Will Olympic and World Champions (many of whom will be in the room in London) be tempted by the $4 million + available from FINA’s new series to participate? Unless there is a rider in the offered contracts that preclude participation from the ISL as a requisite for participating in FINA’s Champions Series, a number of athletes are likely to play both sides of the line: take the money that FINA is offering, but also continue to push for autonomy and greater control (which FINA has also offered this week through a new process for selecting its athletes committee).
We don’t even know yet if national federations, the support that props up FINA, will approve of these meets, as they directly conflict with home-turf events, like the USA Swimming Pro Swim Series and many nations’ Olympic and World Championship Trials meets.
FINA may have already lost the room, however; they may have played chicken too close to the edge of the cliff. For the 3 athletes who have attached their names to the lawsuit against FINA so far, Michael Andrew, Katinka Hosszu, and Tom Shields, they’ve already mustered the fortitude to risk their careers to disassemble the FINA monopoly, and are unlikely to want to push through that barrier again if FINA’s new attitude toward athletes are a short-lived appeasement rather than a long-term shift.
In 2018, there is already a natural proclivity to mistrust governing bodies of all shapes and sizes. It’s hard to see a scenario where FINA’s new series is enough to slow down the momentum of athletes’ desire to take a bigger piece of the pie in the sport. That isn’t to say that the ISL is the only end game. A strong athletes union with the willingness to push FINA to the brink of collapse of events like the World Aquatics Championships or even the Olympic Games could also prove a valiant foil to the FINA machine.
The new FINA series will only reward the absolute top of the heap. It appears that FINA predicts that it can take the head off the snake and remove much of the leverage from the opposition movement, even though the majority of World Championship and even Olympic finalists will still not benefit from the new series.

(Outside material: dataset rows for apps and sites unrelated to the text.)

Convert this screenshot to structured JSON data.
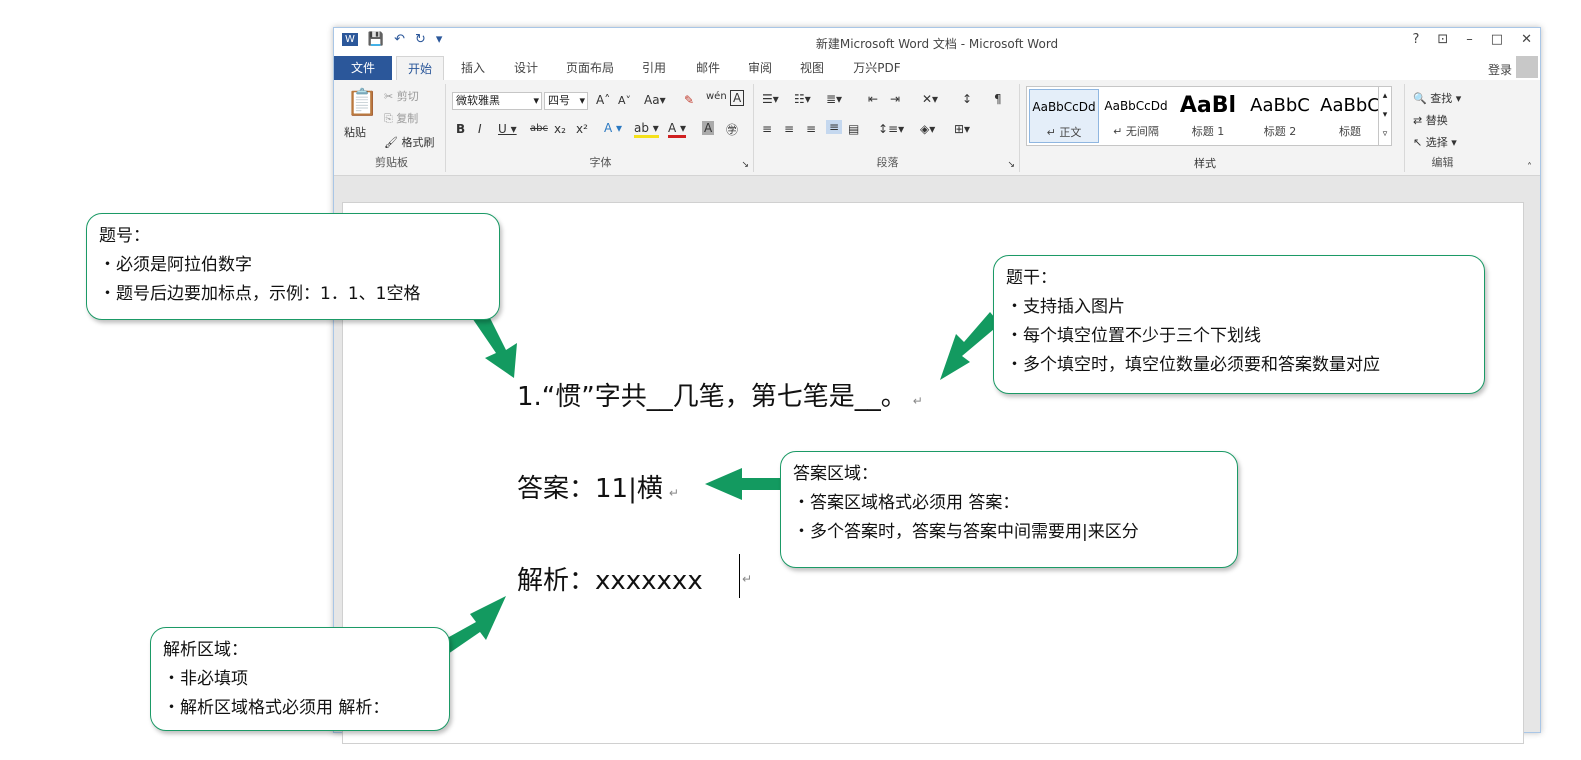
{
  "window": {
    "title": "新建Microsoft Word 文档 - Microsoft Word",
    "controls": [
      "?",
      "⊡",
      "–",
      "□",
      "✕"
    ],
    "login": "登录"
  },
  "tabs": {
    "file": "文件",
    "items": [
      "开始",
      "插入",
      "设计",
      "页面布局",
      "引用",
      "邮件",
      "审阅",
      "视图",
      "万兴PDF"
    ]
  },
  "ribbon": {
    "clipboard": {
      "paste": "粘贴",
      "cut": "剪切",
      "copy": "复制",
      "format_painter": "格式刷",
      "label": "剪贴板"
    },
    "font": {
      "name": "微软雅黑",
      "size": "四号",
      "label": "字体"
    },
    "paragraph": {
      "label": "段落"
    },
    "styles": {
      "label": "样式",
      "items": [
        {
          "preview": "AaBbCcDd",
          "name": "↵ 正文"
        },
        {
          "preview": "AaBbCcDd",
          "name": "↵ 无间隔"
        },
        {
          "preview": "AaBl",
          "name": "标题 1"
        },
        {
          "preview": "AaBbC",
          "name": "标题 2"
        },
        {
          "preview": "AaBbC",
          "name": "标题"
        }
      ]
    },
    "editing": {
      "find": "查找",
      "replace": "替换",
      "select": "选择",
      "label": "编辑"
    }
  },
  "document": {
    "question": "1.“惯”字共__几笔，第七笔是__。",
    "answer": "答案：11|横",
    "analysis": "解析：xxxxxxx"
  },
  "callouts": {
    "tihao": {
      "title": "题号：",
      "items": [
        "・必须是阿拉伯数字",
        "・题号后边要加标点，示例：1．1、1空格"
      ]
    },
    "tigan": {
      "title": "题干：",
      "items": [
        "・支持插入图片",
        "・每个填空位置不少于三个下划线",
        "・多个填空时，填空位数量必须要和答案数量对应"
      ]
    },
    "daan": {
      "title": "答案区域：",
      "items": [
        "・答案区域格式必须用 答案：",
        "・多个答案时，答案与答案中间需要用|来区分"
      ]
    },
    "jiexi": {
      "title": "解析区域：",
      "items": [
        "・非必填项",
        "・解析区域格式必须用 解析："
      ]
    }
  },
  "colors": {
    "accent": "#2b579a",
    "callout_border": "#1b9a66",
    "arrow": "#139a60"
  }
}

But it seems that we’ve passed a tipping point where we could expect that the ISL will go away and that athletes will happily return to their regular training and competition cycles. The athletes have heard the promises of the ISL, they’ve seen the primary invitation, they’ve salivated at the promises of the billionaire that is funding the league, and they’ve begun to come to grips with how much power they really have in the sport. With a movement that’s been generations in the making, having finally come to this big breakthrough, it’s unlikely that athletes will give up the gains that they’ve made so far. It’s not that the extra $4 million + by FINA is a token amount – it is truly a significant give by the governing body to equalize the distribution of money between administrators and competitors. A year or two earlier, and FINA’s series might have slowed the tide. But with the picture of the future painted by the ISL, the multiplier needed by FINA to pause the athletes has grown substantially – and it would need to be accompanied by some mechanism assuring its longevity. The winds of change have given too much momentum to a stronger opposing athlete force to be stopped now.